It wasn't necessarily a secret fund. A Greater Milwaukee Foundation news release announced it in 2017, when Google was donating to the city's violence prevention efforts. The news release invited corporations, groups and individuals to make donations, which are tax-deductible. The release said the fund would be used to support the plans outlined in Milwaukee's Blueprint for Peace.
In 2021, the fund gave $150,000 to the Medical College of Wisconsin to support 414Life, which tries to interrupt violence.
So far in 2022, the Violence Prevention Fund had already planned to give away $316,000, according to the documents reviewed by FOX6. Most of it was planned for the Safe Summer Initiative, including $170,000 to Uniting Garden Homes to spearhead teams of people going to areas with the most shootings, to try to stop potentially violent conflicts, help get resources to those at risk for violence, stand against gun violence and help kids heal.
Documents from the record request show which groups Uniting Garden Homes was then paying for that work: ComForce MKE, Lock N Da Game, MSTA, Black Men Build, The Village Group, Brothers First, and Sister Strength.
As part of the same program, a separate $25,000 was planned for Westcare, along with $35,000 for Youth Advocate Programs and $11,000 for the Good Samaritan Westside Community Church.
In another planned disbursement, the fund planned $10,000 to sponsor the Black Arts Festival Milwaukee.
The foundation also sent a payment of $65,000 to the Chicago-based Circle Foundation.

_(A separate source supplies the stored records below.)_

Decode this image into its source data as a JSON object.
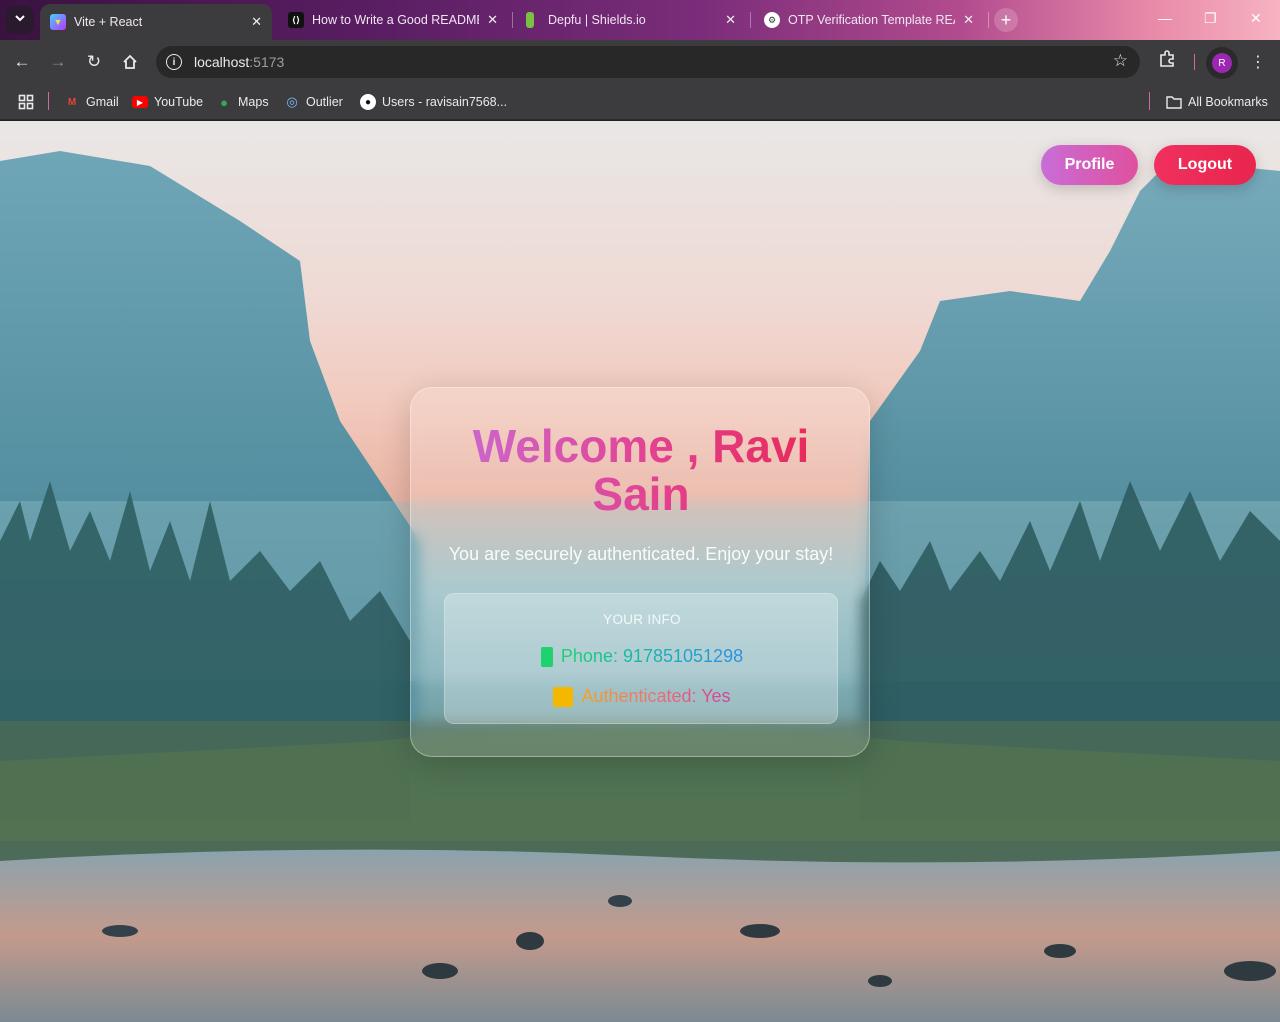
{
  "browser": {
    "tabs": [
      {
        "title": "Vite + React",
        "favicon": "vite-icon",
        "active": true
      },
      {
        "title": "How to Write a Good README",
        "favicon": "daily-dev-icon",
        "active": false
      },
      {
        "title": "Depfu | Shields.io",
        "favicon": "shields-icon",
        "active": false
      },
      {
        "title": "OTP Verification Template READ",
        "favicon": "chatgpt-icon",
        "active": false
      }
    ],
    "address": {
      "host": "localhost",
      "port": ":5173"
    },
    "bookmarks": [
      {
        "label": "Gmail",
        "icon": "gmail-icon"
      },
      {
        "label": "YouTube",
        "icon": "youtube-icon"
      },
      {
        "label": "Maps",
        "icon": "maps-icon"
      },
      {
        "label": "Outlier",
        "icon": "outlier-icon"
      },
      {
        "label": "Users - ravisain7568...",
        "icon": "github-icon"
      }
    ],
    "all_bookmarks_label": "All Bookmarks",
    "profile_initial": "R"
  },
  "nav": {
    "profile_label": "Profile",
    "logout_label": "Logout"
  },
  "card": {
    "welcome": "Welcome , Ravi Sain",
    "subtitle": "You are securely authenticated. Enjoy your stay!",
    "info_title": "YOUR INFO",
    "phone_label": "Phone: 917851051298",
    "auth_label": "Authenticated: Yes"
  },
  "colors": {
    "profile_gradient": [
      "#c86dd7",
      "#e0509e"
    ],
    "logout_color": "#e8254d",
    "phone_emoji": "#1ed26e",
    "auth_emoji": "#f5b800"
  }
}
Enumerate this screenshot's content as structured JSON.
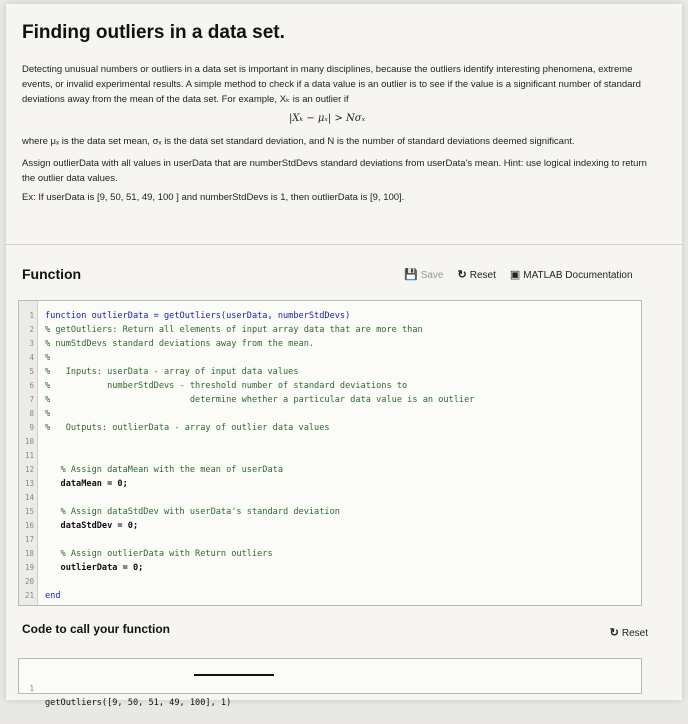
{
  "title": "Finding outliers in a data set.",
  "paragraphs": {
    "intro": "Detecting unusual numbers or outliers in a data set is important in many disciplines, because the outliers identify interesting phenomena, extreme events, or invalid experimental results. A simple method to check if a data value is an outlier is to see if the value is a significant number of standard deviations away from the mean of the data set. For example, Xₖ is an outlier if",
    "formula": "|Xₖ − μₓ| > Nσₓ",
    "where": "where μₓ is the data set mean, σₓ is the data set standard deviation, and N is the number of standard deviations deemed significant.",
    "assign": "Assign outlierData with all values in userData that are numberStdDevs standard deviations from userData's mean. Hint: use logical indexing to return the outlier data values.",
    "example": "Ex: If userData is [9, 50, 51, 49, 100 ] and numberStdDevs is 1, then outlierData is [9, 100]."
  },
  "function_section": {
    "title": "Function",
    "save_label": "Save",
    "reset_label": "Reset",
    "docs_label": "MATLAB Documentation"
  },
  "code_lines": [
    {
      "n": "1",
      "text": "function outlierData = getOutliers(userData, numberStdDevs)",
      "style": "kw"
    },
    {
      "n": "2",
      "text": "% getOutliers: Return all elements of input array data that are more than",
      "style": "comment"
    },
    {
      "n": "3",
      "text": "% numStdDevs standard deviations away from the mean.",
      "style": "comment"
    },
    {
      "n": "4",
      "text": "%",
      "style": "comment"
    },
    {
      "n": "5",
      "text": "%   Inputs: userData - array of input data values",
      "style": "comment"
    },
    {
      "n": "6",
      "text": "%           numberStdDevs - threshold number of standard deviations to",
      "style": "comment"
    },
    {
      "n": "7",
      "text": "%                           determine whether a particular data value is an outlier",
      "style": "comment"
    },
    {
      "n": "8",
      "text": "%",
      "style": "comment"
    },
    {
      "n": "9",
      "text": "%   Outputs: outlierData - array of outlier data values",
      "style": "comment"
    },
    {
      "n": "10",
      "text": "",
      "style": ""
    },
    {
      "n": "11",
      "text": "",
      "style": ""
    },
    {
      "n": "12",
      "text": "   % Assign dataMean with the mean of userData",
      "style": "comment"
    },
    {
      "n": "13",
      "text": "   dataMean = 0;",
      "style": "bold"
    },
    {
      "n": "14",
      "text": "",
      "style": ""
    },
    {
      "n": "15",
      "text": "   % Assign dataStdDev with userData's standard deviation",
      "style": "comment"
    },
    {
      "n": "16",
      "text": "   dataStdDev = 0;",
      "style": "bold"
    },
    {
      "n": "17",
      "text": "",
      "style": ""
    },
    {
      "n": "18",
      "text": "   % Assign outlierData with Return outliers",
      "style": "comment"
    },
    {
      "n": "19",
      "text": "   outlierData = 0;",
      "style": "bold"
    },
    {
      "n": "20",
      "text": "",
      "style": ""
    },
    {
      "n": "21",
      "text": "end",
      "style": "kw"
    }
  ],
  "call_section": {
    "title": "Code to call your function",
    "reset_label": "Reset",
    "line_number": "1",
    "code": "getOutliers([9, 50, 51, 49, 100], 1)"
  },
  "icons": {
    "save": "save-icon",
    "reset": "reset-icon",
    "docs": "book-icon"
  },
  "colors": {
    "keyword": "#1a22b5",
    "comment": "#2d6a2d"
  }
}
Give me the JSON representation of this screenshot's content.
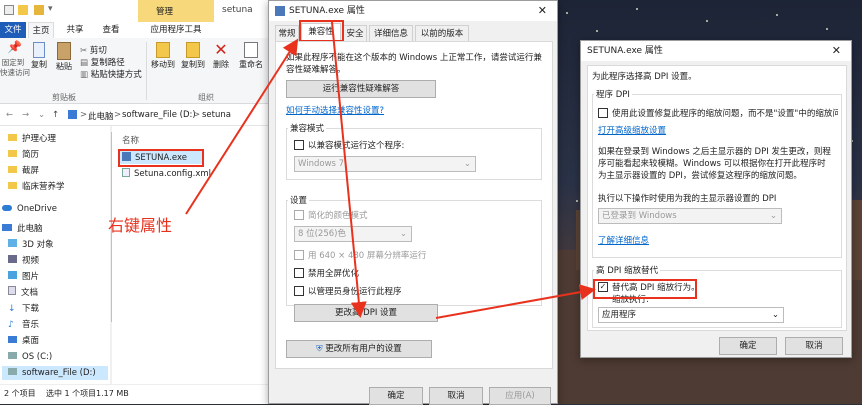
{
  "explorer": {
    "ribbon_tabs": {
      "file": "文件",
      "home": "主页",
      "share": "共享",
      "view": "查看",
      "manage_header": "管理",
      "app_tools": "应用程序工具",
      "window_title": "setuna"
    },
    "ribbon": {
      "pin": "固定到\n快速访问",
      "copy": "复制",
      "paste": "粘贴",
      "cut": "剪切",
      "copy_path": "复制路径",
      "paste_shortcut": "粘贴快捷方式",
      "clipboard_group": "剪贴板",
      "move_to": "移动到",
      "copy_to": "复制到",
      "delete": "删除",
      "rename": "重命名",
      "organize_group": "组织"
    },
    "address": {
      "parts": [
        "此电脑",
        "software_File (D:)",
        "setuna"
      ],
      "sep": ">"
    },
    "nav": [
      {
        "label": "护理心理",
        "icon": "folder-icon"
      },
      {
        "label": "简历",
        "icon": "folder-icon"
      },
      {
        "label": "截屏",
        "icon": "folder-icon"
      },
      {
        "label": "临床营养学",
        "icon": "folder-icon"
      },
      {
        "label": "OneDrive",
        "icon": "cloud-icon"
      },
      {
        "label": "此电脑",
        "icon": "computer-icon"
      },
      {
        "label": "3D 对象",
        "icon": "cube-icon"
      },
      {
        "label": "视频",
        "icon": "video-icon"
      },
      {
        "label": "图片",
        "icon": "picture-icon"
      },
      {
        "label": "文档",
        "icon": "document-icon"
      },
      {
        "label": "下载",
        "icon": "download-icon"
      },
      {
        "label": "音乐",
        "icon": "music-icon"
      },
      {
        "label": "桌面",
        "icon": "desktop-icon"
      },
      {
        "label": "OS (C:)",
        "icon": "drive-icon"
      },
      {
        "label": "software_File (D:)",
        "icon": "drive-icon"
      }
    ],
    "column_name": "名称",
    "files": [
      {
        "name": "SETUNA.exe"
      },
      {
        "name": "Setuna.config.xml"
      }
    ],
    "annotation": "右键属性",
    "status": {
      "count": "个项目",
      "selected": "选中 1 个项目",
      "size": "1.17 MB"
    }
  },
  "props1": {
    "title": "SETUNA.exe 属性",
    "tabs": [
      "常规",
      "兼容性",
      "安全",
      "详细信息",
      "以前的版本"
    ],
    "intro": "如果此程序不能在这个版本的 Windows 上正常工作，请尝试运行兼容性疑难解答。",
    "troubleshoot_button": "运行兼容性疑难解答",
    "manual_link": "如何手动选择兼容性设置?",
    "compat_mode_group": "兼容模式",
    "compat_mode_check": "以兼容模式运行这个程序:",
    "compat_os": "Windows 7",
    "settings_group": "设置",
    "reduced_color": "简化的颜色模式",
    "color_value": "8 位(256)色",
    "res_640": "用 640 × 480 屏幕分辨率运行",
    "disable_fullscreen": "禁用全屏优化",
    "run_admin": "以管理员身份运行此程序",
    "change_dpi_button": "更改高 DPI 设置",
    "all_users_button": "更改所有用户的设置",
    "ok": "确定",
    "cancel": "取消",
    "apply": "应用(A)"
  },
  "props2": {
    "title": "SETUNA.exe 属性",
    "heading": "为此程序选择高 DPI 设置。",
    "program_dpi_group": "程序 DPI",
    "program_dpi_check": "使用此设置修复此程序的缩放问题，而不是\"设置\"中的缩放问题",
    "open_scaling_link": "打开高级缩放设置",
    "explain": "如果在登录到 Windows 之后主显示器的 DPI 发生更改，则程序可能看起来较模糊。Windows 可以根据你在打开此程序时为主显示器设置的 DPI，尝试修复这程序的缩放问题。",
    "use_dpi_label": "执行以下操作时使用为我的主显示器设置的 DPI",
    "use_dpi_value": "已登录到 Windows",
    "learn_more": "了解详细信息",
    "override_group": "高 DPI 缩放替代",
    "override_check": "替代高 DPI 缩放行为。",
    "scaling_by": "缩放执行:",
    "scaling_value": "应用程序",
    "ok": "确定",
    "cancel": "取消"
  },
  "colors": {
    "accent": "#e8321e",
    "link": "#0066cc",
    "selection": "#cce8ff",
    "ribbon_accent": "#1e5eb8"
  }
}
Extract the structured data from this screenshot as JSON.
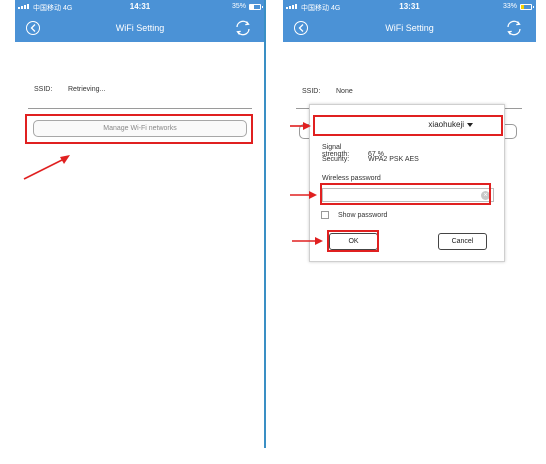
{
  "left_screen": {
    "status": {
      "carrier": "中国移动 4G",
      "time": "14:31",
      "battery": "35%",
      "battery_level": 0.35
    },
    "nav": {
      "title": "WiFi Setting"
    },
    "ssid_label": "SSID:",
    "ssid_value": "Retrieving...",
    "manage_button": "Manage Wi-Fi networks"
  },
  "right_screen": {
    "status": {
      "carrier": "中国移动 4G",
      "time": "13:31",
      "battery": "33%",
      "battery_level": 0.33
    },
    "nav": {
      "title": "WiFi Setting"
    },
    "ssid_label": "SSID:",
    "ssid_value": "None",
    "dialog": {
      "network_selected": "xiaohukeji",
      "signal_label": "Signal strength:",
      "signal_value": "67 %",
      "security_label": "Security:",
      "security_value": "WPA2 PSK AES",
      "password_label": "Wireless password",
      "password_value": "",
      "show_password_label": "Show password",
      "show_password_checked": false,
      "ok_button": "OK",
      "cancel_button": "Cancel"
    }
  },
  "colors": {
    "accent": "#4b92d6",
    "highlight": "#e02020"
  },
  "icons": [
    "back-icon",
    "refresh-icon",
    "signal-icon",
    "battery-icon",
    "dropdown-caret-icon",
    "clear-icon",
    "annotation-arrow-icon"
  ]
}
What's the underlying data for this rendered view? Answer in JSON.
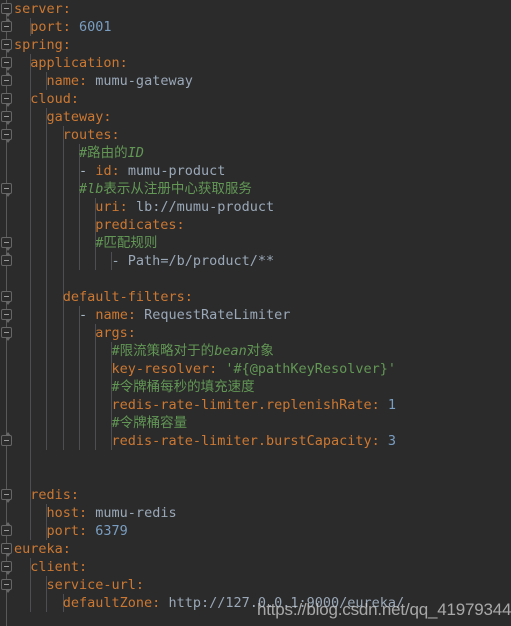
{
  "editor": {
    "theme": "darcula",
    "background": "#2b2b2b",
    "colors": {
      "key": "#cc7832",
      "value": "#9aa8b8",
      "number": "#7a9ec2",
      "comment": "#629755",
      "string": "#629755",
      "punctuation": "#a9b7c6",
      "indent_guide": "#4e4e50",
      "gutter_line": "#595959"
    },
    "language": "yaml",
    "line_height": 18,
    "first_line_top": 0
  },
  "lines": [
    {
      "n": 1,
      "indent": 0,
      "type": "key",
      "key": "server:",
      "value": ""
    },
    {
      "n": 2,
      "indent": 1,
      "type": "key",
      "key": "port:",
      "value": "6001",
      "value_kind": "number"
    },
    {
      "n": 3,
      "indent": 0,
      "type": "key",
      "key": "spring:",
      "value": ""
    },
    {
      "n": 4,
      "indent": 1,
      "type": "key",
      "key": "application:",
      "value": ""
    },
    {
      "n": 5,
      "indent": 2,
      "type": "key",
      "key": "name:",
      "value": "mumu-gateway"
    },
    {
      "n": 6,
      "indent": 1,
      "type": "key",
      "key": "cloud:",
      "value": ""
    },
    {
      "n": 7,
      "indent": 2,
      "type": "key",
      "key": "gateway:",
      "value": ""
    },
    {
      "n": 8,
      "indent": 3,
      "type": "key",
      "key": "routes:",
      "value": ""
    },
    {
      "n": 9,
      "indent": 4,
      "type": "comment",
      "text": "#路由的",
      "text_italic": "ID"
    },
    {
      "n": 10,
      "indent": 4,
      "type": "item",
      "dash": "-",
      "key": "id:",
      "value": "mumu-product"
    },
    {
      "n": 11,
      "indent": 4,
      "type": "comment",
      "text_italic_lead": "#lb",
      "text": "表示从注册中心获取服务"
    },
    {
      "n": 12,
      "indent": 5,
      "type": "key",
      "key": "uri:",
      "value": "lb://mumu-product"
    },
    {
      "n": 13,
      "indent": 5,
      "type": "key",
      "key": "predicates:",
      "value": ""
    },
    {
      "n": 14,
      "indent": 5,
      "type": "comment",
      "text": "#匹配规则"
    },
    {
      "n": 15,
      "indent": 6,
      "type": "raw",
      "text": "- Path=/b/product/**"
    },
    {
      "n": 16,
      "indent": 0,
      "type": "blank"
    },
    {
      "n": 17,
      "indent": 3,
      "type": "key",
      "key": "default-filters:",
      "value": ""
    },
    {
      "n": 18,
      "indent": 4,
      "type": "item",
      "dash": "-",
      "key": "name:",
      "value": "RequestRateLimiter"
    },
    {
      "n": 19,
      "indent": 5,
      "type": "key",
      "key": "args:",
      "value": ""
    },
    {
      "n": 20,
      "indent": 6,
      "type": "comment",
      "text": "#限流策略对于的",
      "text_italic": "bean",
      "text_tail": "对象"
    },
    {
      "n": 21,
      "indent": 6,
      "type": "string",
      "key": "key-resolver:",
      "value": "'#{@pathKeyResolver}'"
    },
    {
      "n": 22,
      "indent": 6,
      "type": "comment",
      "text": "#令牌桶每秒的填充速度"
    },
    {
      "n": 23,
      "indent": 6,
      "type": "key",
      "key": "redis-rate-limiter.replenishRate:",
      "value": "1",
      "value_kind": "number"
    },
    {
      "n": 24,
      "indent": 6,
      "type": "comment",
      "text": "#令牌桶容量"
    },
    {
      "n": 25,
      "indent": 6,
      "type": "key",
      "key": "redis-rate-limiter.burstCapacity:",
      "value": "3",
      "value_kind": "number"
    },
    {
      "n": 26,
      "indent": 0,
      "type": "blank"
    },
    {
      "n": 27,
      "indent": 0,
      "type": "blank"
    },
    {
      "n": 28,
      "indent": 1,
      "type": "key",
      "key": "redis:",
      "value": ""
    },
    {
      "n": 29,
      "indent": 2,
      "type": "key",
      "key": "host:",
      "value": "mumu-redis"
    },
    {
      "n": 30,
      "indent": 2,
      "type": "key",
      "key": "port:",
      "value": "6379",
      "value_kind": "number"
    },
    {
      "n": 31,
      "indent": 0,
      "type": "key",
      "key": "eureka:",
      "value": ""
    },
    {
      "n": 32,
      "indent": 1,
      "type": "key",
      "key": "client:",
      "value": ""
    },
    {
      "n": 33,
      "indent": 2,
      "type": "key",
      "key": "service-url:",
      "value": ""
    },
    {
      "n": 34,
      "indent": 3,
      "type": "key",
      "key": "defaultZone:",
      "value": "http://127.0.0.1:9000/eureka/"
    }
  ],
  "watermark": {
    "text": "https://blog.csdn.net/qq_41979344"
  }
}
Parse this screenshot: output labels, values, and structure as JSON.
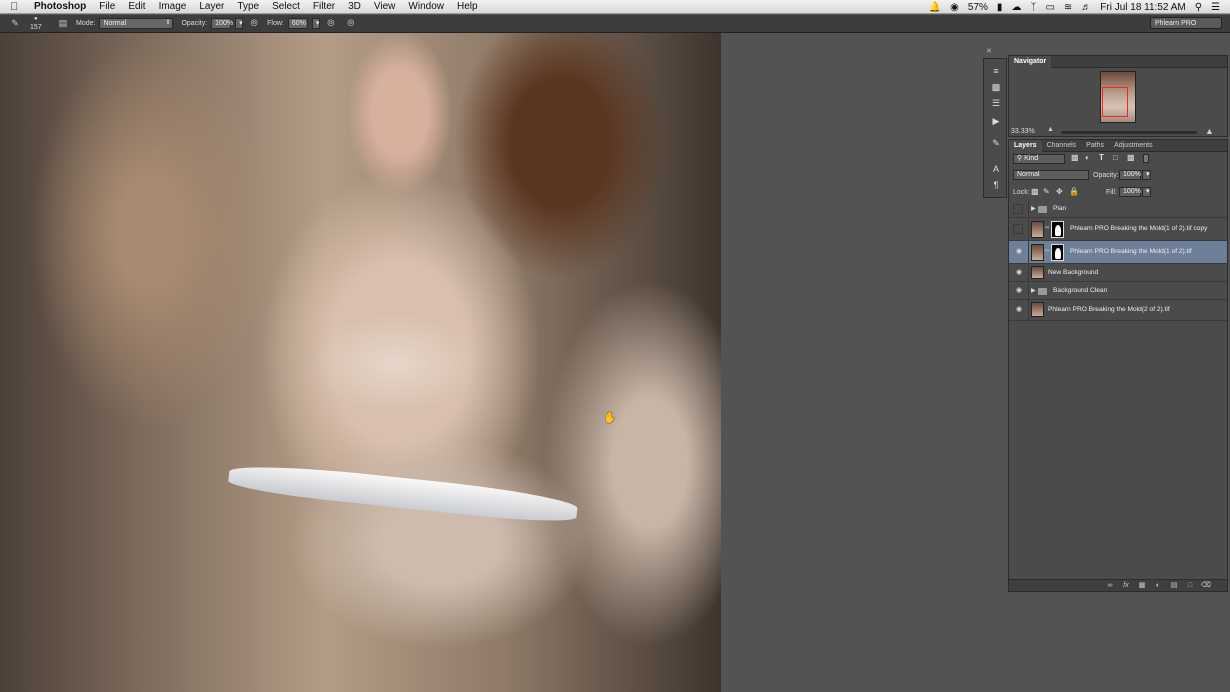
{
  "menubar": {
    "apple_glyph": "",
    "app_name": "Photoshop",
    "menus": [
      "File",
      "Edit",
      "Image",
      "Layer",
      "Type",
      "Select",
      "Filter",
      "3D",
      "View",
      "Window",
      "Help"
    ],
    "battery": "57%",
    "datetime": "Fri Jul 18  11:52 AM"
  },
  "options": {
    "brush_size": "157",
    "mode_label": "Mode:",
    "mode_value": "Normal",
    "opacity_label": "Opacity:",
    "opacity_value": "100%",
    "flow_label": "Flow:",
    "flow_value": "60%",
    "workspace": "Phlearn PRO"
  },
  "navigator": {
    "tab": "Navigator",
    "zoom": "33.33%"
  },
  "layers_panel": {
    "tabs": [
      "Layers",
      "Channels",
      "Paths",
      "Adjustments"
    ],
    "filter_kind": "Kind",
    "blend_mode": "Normal",
    "opacity_label": "Opacity:",
    "opacity_value": "100%",
    "lock_label": "Lock:",
    "fill_label": "Fill:",
    "fill_value": "100%",
    "layers": [
      {
        "name": "Plan",
        "type": "group",
        "visible": false
      },
      {
        "name": "Phlearn PRO Breaking the Mold(1 of 2).tif copy",
        "type": "masked",
        "visible": false
      },
      {
        "name": "Phlearn PRO Breaking the Mold(1 of 2).tif",
        "type": "masked",
        "visible": true,
        "selected": true
      },
      {
        "name": "New Background",
        "type": "pixel",
        "visible": true
      },
      {
        "name": "Background Clean",
        "type": "group",
        "visible": true
      },
      {
        "name": "Phlearn PRO Breaking the Mold(2 of 2).tif",
        "type": "pixel",
        "visible": true
      }
    ]
  },
  "colors": {
    "foreground": "#000000",
    "background": "#ffffff",
    "selection": "#6e7f9a"
  }
}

FOX6 News asked the organization what they were doing with the money, but they didn't respond.
"It does seem that most of the money has gone to community organizations, appropriately," Commissioner Johnson said in an interview with FOX6.
Moving forward, the commissioner said she wants to keep the fund open but added everyone should know the money is there, and any group could apply for it. Like the original agreement states, she said the mayor, the violence prevention director and health commissioner should sign off on the grants. She also said they should publish where the money is going.
"I think it’s really important that we have access to money to really fund the community organizations on the ground who are doing the work in real-time and that there is some flexibility for an emergency use or limited-time use or there’s a specific incident that we want to address and really have community organizations respond quickly. This fund gives us that agility," said Commissioner Johnson. "It’s important that we do have access to money to fund violence prevention in a way that is agile and in real-time because the [Common] Council, as an organization, it just takes time for money to move through. We really need to be able to respond quickly and have money available to do that."
Under the current system, there have been some outside checks and balances. Groups making the donations to the fund often ask for reports, documented metrics, and explanations for how the money was used. For example, documents uncovered in the open record request show the Office of Violence Prevention submitted a report in 2021 explaining to the Public Welfare Foundation how the city's fund spent a $200,000 grant.
The national group the Annie E. Casey Foundation, which donated the money to the Violence Prevention Fund that was then shared with the Medical College of Wisconsin, expects a report summarizing how the city has used the donations. The foundation also did site visits and had been in communication with Holliman, e-mails show.
A Casey Foundation senior official told Holliman to use grant money to pay for a trip to the White House and Baltimore, a trip that sparked conflict between the mayor's office and Holliman, and which preceded her ouster.
FOX6 News asked Barrett and Moore to comment on why the fund was set up. We didn't hear back.
"We’ll be looking at that as well," Mayor Johnson said about the impetus for the fund set up before his tenure. "I wish that I would have known, certainly. And as I said: we’re looking forward in the Office of Violence Prevention, so now that we know about the fund, we’ll be able to address those things in the future as well."